However, where there is a higher demand for water and only deeper sources are available, wide tubewells or boreholes are used and the water then has to be pumped to the surface using diesel or electric engines.
The water is then usually stored in large tanks before being piped to tapstands in surrounding villages. The diesel or electric pumps needed are expensive to maintain.
Technical information on tubewells and boreholes
It may not be possible to locate an unpolluted water source for domestic supply. If this is the case it will be necessary to introduce water treatment techniques in order to ensure that contaminated water is not distributed.
Technical information on water treatment
Technical information on disinfection
Hygienic lavatories are just as important as clean water to improve health and WaterAid uses various technologies to ensure communities gain access to safe sanitation.
Given sensitive guidelines and a little technical help, families can build latrines for themselves at very low cost.
View our interactive flipbook exploring low-cost toilet options
Dry pit latrines
Construction of a pit latrine in Ghana.
Credit: WaterAid / Jon Spaull
The most common type of latrine is the dry pit latrine. The main criteria are that the pit should be at least three meters deep and completely above the water table.
The squat slab covering the pit should be strong and easy to clean, with a keyhole shaped drop hole and foot pads.
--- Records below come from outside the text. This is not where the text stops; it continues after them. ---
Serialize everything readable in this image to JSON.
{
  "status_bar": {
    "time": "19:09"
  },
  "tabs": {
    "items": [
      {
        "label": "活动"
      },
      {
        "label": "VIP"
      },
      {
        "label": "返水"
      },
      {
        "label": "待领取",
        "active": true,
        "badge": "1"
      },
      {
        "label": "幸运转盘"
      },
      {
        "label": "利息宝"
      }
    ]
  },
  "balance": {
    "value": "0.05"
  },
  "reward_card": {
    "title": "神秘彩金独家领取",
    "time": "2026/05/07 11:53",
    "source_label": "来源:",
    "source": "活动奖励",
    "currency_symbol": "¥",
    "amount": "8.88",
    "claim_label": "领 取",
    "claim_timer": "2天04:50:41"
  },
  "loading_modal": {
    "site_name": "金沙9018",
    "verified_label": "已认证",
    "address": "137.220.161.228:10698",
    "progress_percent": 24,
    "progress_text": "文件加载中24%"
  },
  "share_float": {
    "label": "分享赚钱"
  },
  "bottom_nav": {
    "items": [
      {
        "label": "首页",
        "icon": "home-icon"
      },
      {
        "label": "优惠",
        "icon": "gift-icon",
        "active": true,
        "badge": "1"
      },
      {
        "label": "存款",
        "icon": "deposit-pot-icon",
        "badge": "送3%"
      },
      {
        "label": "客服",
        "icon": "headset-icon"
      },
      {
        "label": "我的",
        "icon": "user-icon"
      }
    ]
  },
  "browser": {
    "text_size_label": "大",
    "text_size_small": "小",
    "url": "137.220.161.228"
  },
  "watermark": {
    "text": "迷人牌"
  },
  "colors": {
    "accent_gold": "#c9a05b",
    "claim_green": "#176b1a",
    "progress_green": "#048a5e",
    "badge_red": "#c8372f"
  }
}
It should be pre-cast away from the pit and then placed over it. A shelter built of local materials can then provide privacy.
Ventilated improved pit (VIP) latrines
VIP latrines also have vent pipes to take smells and insects away. Insects, attracted to the source of light in the vent pipe, are trapped at the top by a fly screen.
Pour flush latrines
Where people use water to clean themselves after they have visited the latrine, pour-flush latrines are favored instead.
In these the latrine pan is placed a few meters away from the pit and a pipe with a u-bend connects the two. The u-bend stops flies and smells escaping from the pit.
Composting latrines benefit local agriculture by creating a safe, renewable source of fertile compost from human waste.
In their simplest form a tree is planted on a filled latrine pit - however a twin pit latrine offers a more permanent solution. One pit is used at a time, and after each use soil and ash is added to dry the contents out. Once it is full a further layer of soil and ash is placed on top and the pit is covered. The second pit is then used until it too is full. At this time the first pit is dug out and its contents used for compost or, if not enough time has passed, it is moved to a secondary compost point.
Technical information on sanitation and latrines
Information on hygiene education
Technical information on sanitation and latrines
Because of the higher population densities in urban areas different technologies are often needed.
While tubewells can be used to provide water, where possible a preferable solution is to negotiate with the local government or water suppliers to connect slum communities to the city's piped supplies and then provide communal tapstands managed by the beneficiaries.
WaterAid and its partners also help communities arrive at agreements with municipal suppliers.
Pit latrines can fill too quickly and the large numbers needed can eventually pollute underground water supplies.
In some cases septic tanks or emptying systems such as the Gulper are used but where possible, we are helping community groups build sewerage systems that can be linked to the city's systems and treatment works.
WaterAid also helps these groups to build and manage communal toilet and washing facilities.
Water resource management
Water tables are falling dramatically in many parts of the world due to over-abstraction of water by agriculture and industry, a problem that will be exacerbated by climate change.
In recognition of this, WaterAid is committed to a policy of ensuring that all its future water supply and sanitation projects address the issues of water depletion and contamination
through appropriate water resource management.
See examples of sustainable technology in action
Download WaterAid's information sheet on technology